Many of you know that last month, my daughter and other Incarnation teens were on lockdown at Wakefield High School while police searched the school for an armed trespasser (he was later arrested just a few blocks from Randolph Elementary). I stood outside the police barricade in the cold with other parents as we shared text updates from our kids inside the building. One student was hiding under a pile of lane dividers in the pool, shivering in a damp swimsuit. Another was hiding in a closet; two others in lockers; still another helped her teacher barricade the door with a metal cabinet. Those were some of my worst hours as a parent, imagining my child hiding while an armed trespasser walked the halls.
But in the end, Wakefield's trespasser fled, no one was harmed, and the lockdown was lifted. The parents, teachers, and students at Covenant School in Nashville on Monday were not so fortunate. On Monday night, as I read the names and saw the faces of those killed, and I couldn't find any words to pray beyond those of the psalmist: "how long, O Lord?"
It's hard to find words to reflect and pray on such tragedies. I always appreciate Esau McCaulley's voice on difficult issues, and I recommend his article. In addition, below is an excerpt from the letter I wrote about the Uvalde shooting last May. Those words are applicable yet again, so I share them here:
In the face of such overwhelming sorrow, we pray the promises of Isaiah 2:4: "He shall judge between the nations and shall arbitrate for many peoples; they shall beat their swords into plowshares and their spears into pruning hooks; nation shall not lift up sword against nation; neither shall they learn war any more."
One day God will judge the nations — and that includes us. Lord, have mercy.
One day we will beat our swords into plowshares and spears into pruning hooks. The trajectory of human history is toward tools, not weapons; gardening, not warfare. Christ, have mercy.
One day we will no longer "learn war." There is something so disturbing about the idea that we learn war. Not just wage war, but learn it: direct our curiosity, intellect, imagination, and will toward more effectively destroying people who bear God's image. But one day, this perversion will cease. Lord, have mercy.
Lord, have mercy. Christ, have mercy. Lord, have mercy.
Holy Week begins on Sunday. We will gather outside and wave palm branches and parade down South Quincy singing "all glory, laud, and honor to Thee, Redeemer King" in a chaotic chorus of joy and anticipation. And then, not 15 minutes later, we will shout "Crucify him!" with the crowds as we read the passion narrative.

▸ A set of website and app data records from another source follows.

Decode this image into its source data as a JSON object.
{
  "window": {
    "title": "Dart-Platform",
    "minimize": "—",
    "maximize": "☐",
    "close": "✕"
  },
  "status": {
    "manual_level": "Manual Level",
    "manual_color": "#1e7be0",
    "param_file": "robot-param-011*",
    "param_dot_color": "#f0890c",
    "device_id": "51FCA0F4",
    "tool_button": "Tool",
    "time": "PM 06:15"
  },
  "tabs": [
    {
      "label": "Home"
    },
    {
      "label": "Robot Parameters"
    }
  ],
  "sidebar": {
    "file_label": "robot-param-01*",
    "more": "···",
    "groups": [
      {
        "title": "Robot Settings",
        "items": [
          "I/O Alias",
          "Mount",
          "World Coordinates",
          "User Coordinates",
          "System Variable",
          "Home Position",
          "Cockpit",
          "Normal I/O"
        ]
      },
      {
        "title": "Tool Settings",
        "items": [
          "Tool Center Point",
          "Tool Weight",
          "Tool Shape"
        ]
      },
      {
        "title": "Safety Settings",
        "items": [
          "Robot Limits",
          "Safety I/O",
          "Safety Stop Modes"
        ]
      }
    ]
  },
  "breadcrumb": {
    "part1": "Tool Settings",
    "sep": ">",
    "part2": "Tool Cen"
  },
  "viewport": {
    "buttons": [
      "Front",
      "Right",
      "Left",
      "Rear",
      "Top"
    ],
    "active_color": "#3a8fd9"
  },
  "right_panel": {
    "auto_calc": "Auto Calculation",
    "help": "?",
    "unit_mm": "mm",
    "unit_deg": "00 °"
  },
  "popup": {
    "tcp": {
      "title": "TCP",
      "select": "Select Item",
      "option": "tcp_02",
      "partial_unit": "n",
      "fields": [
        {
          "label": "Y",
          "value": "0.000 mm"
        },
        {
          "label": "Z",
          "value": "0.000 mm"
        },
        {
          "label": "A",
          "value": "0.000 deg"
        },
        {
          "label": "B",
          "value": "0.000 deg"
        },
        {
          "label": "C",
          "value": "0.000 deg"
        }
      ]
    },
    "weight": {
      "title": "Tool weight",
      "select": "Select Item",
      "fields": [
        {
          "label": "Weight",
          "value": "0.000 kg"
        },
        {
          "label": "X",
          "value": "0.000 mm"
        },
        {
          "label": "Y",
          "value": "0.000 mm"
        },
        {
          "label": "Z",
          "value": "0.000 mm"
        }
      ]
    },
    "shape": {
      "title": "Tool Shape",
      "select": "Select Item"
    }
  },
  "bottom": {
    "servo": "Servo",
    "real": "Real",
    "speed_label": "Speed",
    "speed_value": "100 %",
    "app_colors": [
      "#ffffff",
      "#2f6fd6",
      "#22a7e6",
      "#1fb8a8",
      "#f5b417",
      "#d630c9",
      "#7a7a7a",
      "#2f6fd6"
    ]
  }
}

Holy Week always begins with this liturgical whiplash. We hear our voices praise Jesus as king, then condemn him as criminal. It's a jarring reminder of how easily we abandon our loyalty to Jesus and his kingdom. Jesus was not the kind of Redeemer King people had hoped for. He didn't come with force, he didn't overthrow the Roman authorities, and he didn't reinstate his people to political power and glory.
Instead, he came feeding the hungry, healing the sick, washing feet, and bearing a cross. Every year Holy Week invites us to re-dedicate ourselves to the descending way of Jesus. To lay down whatever hopes we'd placed in power, politics, or personal glory and follow Jesus all the way to death. There, and only there, do we find resurrection life.
You can read about all Holy Week services on our website, and I've included a brief summary below. As crazy as it may sound, I encourage you to consider doing everything — the services are so beautiful, so moving, so very worth your time.
Holy Week at Incarnation
Palm Sunday, April 2, 10am at Randolph. We begin outside with a procession of palms.
Maundy Thursday, April 6, 7:30pm at Greenbrier Baptist. A service of foot-washing and communion concluding with the stripping of the altar. And if that's not enough to entice you, the one and only Buz Schultz is preaching!
Good Friday, April 7, throughout the day at Greenbrier Baptist:
All day: Outdoor, self-guided Stations of the Cross
12pm: Good Friday Tenebrae service in the sanctuary
1-5pm: Sanctuary open for drop-in quiet prayer and confession
Holy Saturday, April 8, opportunities for reflection throughout the day as we sit in the silence of Christ's absence:
9am: Brief prayer service on Zoom.
Self-guided tour of sacred art at the National Gallery paired with readings from Julian of Norwich. Leigh McAfee has created this guide for us and it is incredible. I can't wait to share it with you. We will share printed copies on Sunday and upload a digital version to the Holy Week page.
Prepare lentil soup with vinegar to remember the bitter gall of the cross — an Incarnation tradition. Some people fast throughout the day and break their fast with this simple meal.
Host a simplified Easter Vigil around a fire pit and invite Incarnation friends. We will share printed copies on Sunday and upload a digital version to the Holy Week page.
Easter Sunday, April 9, 10am at Randolph
Bring your Incarnation bells!
Bring greens and flowers from the yard for our kids to adorn the altar
Bring an Easter dish to share for the potluck (last names A-D beverages; E-L sweets; M-Z savories)
I so look forward worshiping with you over the coming week. Together we will lament the violence we see in the world and in our own hearts. Together we will celebrate the certain hope of the resurrection.